John visconti says he was thinking only of his son's future when he bought him a $220,000 Aston Martin sports car for his birthday -- no matter that the little guy was 3 years old.
"I had saved money for three years to pay for that as an investment for my son," Visconti told a lawyer for his estranged wife, whom he married when she was 20 and he was nearly 60.
At the time, the Aston Martin might have been just a pricey bone of contention in yet another acrimonious Beverly Hills breakup.
But that was before Visconti's luxury cars became an issue in the collapse of his Hollywood payroll services company, Axium International Inc., costing 550 employees their jobs, sticking thousands of other workers with worthless paychecks and unleashing a New York investment firm's allegations of massive fraud.
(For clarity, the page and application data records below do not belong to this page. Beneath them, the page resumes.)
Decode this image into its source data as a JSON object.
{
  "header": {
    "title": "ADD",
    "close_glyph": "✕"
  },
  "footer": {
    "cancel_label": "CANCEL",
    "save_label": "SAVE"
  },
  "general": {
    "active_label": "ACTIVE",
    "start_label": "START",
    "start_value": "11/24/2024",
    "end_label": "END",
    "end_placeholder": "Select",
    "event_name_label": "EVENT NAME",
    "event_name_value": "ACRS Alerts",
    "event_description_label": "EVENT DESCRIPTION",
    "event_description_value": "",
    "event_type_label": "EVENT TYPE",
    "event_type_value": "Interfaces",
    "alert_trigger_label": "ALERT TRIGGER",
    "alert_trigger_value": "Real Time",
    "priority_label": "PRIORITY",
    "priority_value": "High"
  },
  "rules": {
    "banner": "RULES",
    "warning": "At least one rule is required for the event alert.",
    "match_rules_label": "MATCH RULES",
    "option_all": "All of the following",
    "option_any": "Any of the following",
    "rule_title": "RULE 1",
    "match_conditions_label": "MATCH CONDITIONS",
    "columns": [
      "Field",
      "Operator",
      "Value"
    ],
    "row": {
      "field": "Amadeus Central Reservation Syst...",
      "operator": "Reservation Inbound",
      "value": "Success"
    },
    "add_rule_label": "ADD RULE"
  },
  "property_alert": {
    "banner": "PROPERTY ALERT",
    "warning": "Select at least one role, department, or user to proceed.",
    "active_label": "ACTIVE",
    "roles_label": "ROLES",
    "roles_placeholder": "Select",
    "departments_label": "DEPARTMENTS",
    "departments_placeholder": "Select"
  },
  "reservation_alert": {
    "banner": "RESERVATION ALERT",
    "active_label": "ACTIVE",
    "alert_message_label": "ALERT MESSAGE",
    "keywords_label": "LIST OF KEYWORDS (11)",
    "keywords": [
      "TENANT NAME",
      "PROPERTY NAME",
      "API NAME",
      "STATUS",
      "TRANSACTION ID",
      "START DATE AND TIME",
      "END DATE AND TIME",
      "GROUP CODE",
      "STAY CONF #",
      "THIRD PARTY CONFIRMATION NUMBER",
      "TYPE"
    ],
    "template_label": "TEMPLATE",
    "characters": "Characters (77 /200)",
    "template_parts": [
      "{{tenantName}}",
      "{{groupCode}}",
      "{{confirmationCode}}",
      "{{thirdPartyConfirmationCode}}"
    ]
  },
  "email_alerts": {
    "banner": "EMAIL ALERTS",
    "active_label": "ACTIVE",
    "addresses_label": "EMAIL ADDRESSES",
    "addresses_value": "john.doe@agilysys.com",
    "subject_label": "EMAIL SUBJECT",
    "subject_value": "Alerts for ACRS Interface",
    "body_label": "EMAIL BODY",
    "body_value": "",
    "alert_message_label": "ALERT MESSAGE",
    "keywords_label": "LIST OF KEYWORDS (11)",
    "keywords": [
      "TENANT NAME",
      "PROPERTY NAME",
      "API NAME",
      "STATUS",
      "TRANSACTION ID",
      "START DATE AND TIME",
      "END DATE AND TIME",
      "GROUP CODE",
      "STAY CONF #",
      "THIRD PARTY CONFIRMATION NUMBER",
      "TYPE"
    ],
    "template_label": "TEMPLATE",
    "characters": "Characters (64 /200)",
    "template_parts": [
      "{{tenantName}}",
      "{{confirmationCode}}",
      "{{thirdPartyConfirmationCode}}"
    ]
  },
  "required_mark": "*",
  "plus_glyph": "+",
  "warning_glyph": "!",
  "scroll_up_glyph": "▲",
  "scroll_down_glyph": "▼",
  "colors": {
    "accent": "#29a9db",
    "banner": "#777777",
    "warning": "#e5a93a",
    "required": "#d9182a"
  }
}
"These people created a lot of chaos, for a lot of companies and individuals," said Susanne Preissler, executive producer at Independent Media Inc., which covered hundreds of its crew members' bounced Axium checks. "I'm sitting here cleaning up their mess."
Visconti, 65 -- whose eclectic business ventures have included cosmetics, gourmet coffee beans and offshore banking -- bought Axium for $4 million in 2001. He grew it into one of the top three companies of its kind, with offices in Los Angeles, New York and London.
By all accounts, the Iranian immigrant with an adopted Italian surname had wrung substantial wealth from a decidedly unglamorous slice of show business -- handling payrolls for major studios and independent productions such as last year's critically acclaimed "The Savages."
Then the roof fell in.
Axium and its staffing subsidiary, Ensemble Chimes Global, which supplied contract workers to Fortune 500 companies and others, abruptly ceased operations Jan. 7 and filed a liquidation bankruptcy action the next day.
A week later, GoldenTree Asset Management, which had loaned Axium $130 million, sued Visconti and Chief Operating Officer Ronald D. Garber in federal court in Los Angeles, alleging that they pillaged the company while failing to pay millions in employment taxes.
Suit cites luxury cars
They used Axium money for the Aston Martin, a Bentley coupe, a Rolls-Royce Phantom and a Maserati Quattroporte, according to the lawsuit, which has since been refiled in Los Angeles County Superior Court.
The complaint also accused them of spending Axium funds for private jet flights, vacations, jewelry, political contributions, legal fees for their divorces and weekly cash payments of $8,000 each, delivered by armored cars.
And then there was the apartment for Amber Smith, 35, a model and actress who has graced the cover of Playboy and stars in the erotic "Sin City Diaries" on Cinemax.
"Whatever lavish things they spent their money on, I hope they enjoyed it," said former Axium employee Chastity Davis, "because these guys are going to hell in gasoline pants."
Visconti and Garber declined to comment. Their lawyer denied the allegations and accused GoldenTree of exaggerating "an ordinary business dispute" and driving Axium out of business.
"The salacious allegations leveled against Mr. Visconti and Mr. Garber are a transparent and misplaced attempt to deflect attention from GoldenTree's own highly questionable role in Axium's demise," attorney Ellyn S. Garofalo said.
GoldenTree lawyer Wayne S. Flick called the dispute anything but ordinary.
"Rather, it is an extraordinary case of massive fraud, theft, self-dealing and the looting of a company by its principals," he said.
Visconti bought Axium in December 2001, became chief executive and hired Garber, a former general counsel to the Koo Koo Roo restaurant chain, to run it.
Headquarters was a building at 5800 Wilshire Blvd. and an adjacent house converted to offices that Visconti had fortified with bulletproof glass, former employees said.
"That house was like a fortress," said Randy Klinenberg, who headed a software unit.
Born in Iran in 1942, Visconti moved with his family to the United States as a child and later spent 14 years in Europe before settling in Southern California.
"I knew him in London," recalled Arnold Soloway, who founded the talent agency Artists Group, "but his name wasn't Visconti."
Soloway knew him then as nightclub owner John Manocheri, and the lawsuit says he's also gone by Bijan Manoochehri. By the 1980s, he used Visconti and operated a 150-seat restaurant by that name in Santa Monica.
An associate said Visconti's name is from an Italian nanny who raised him after his mother died when he was 4.
"He became a citizen in 1994 and changed his name for no other reason than simplifying things," said the associate, who was not authorized to comment because of the lawsuit.
A private investigator working for Visconti's estranged wife, Maha, 27, found six Social Security numbers linked to his name, according to a report in the divorce file.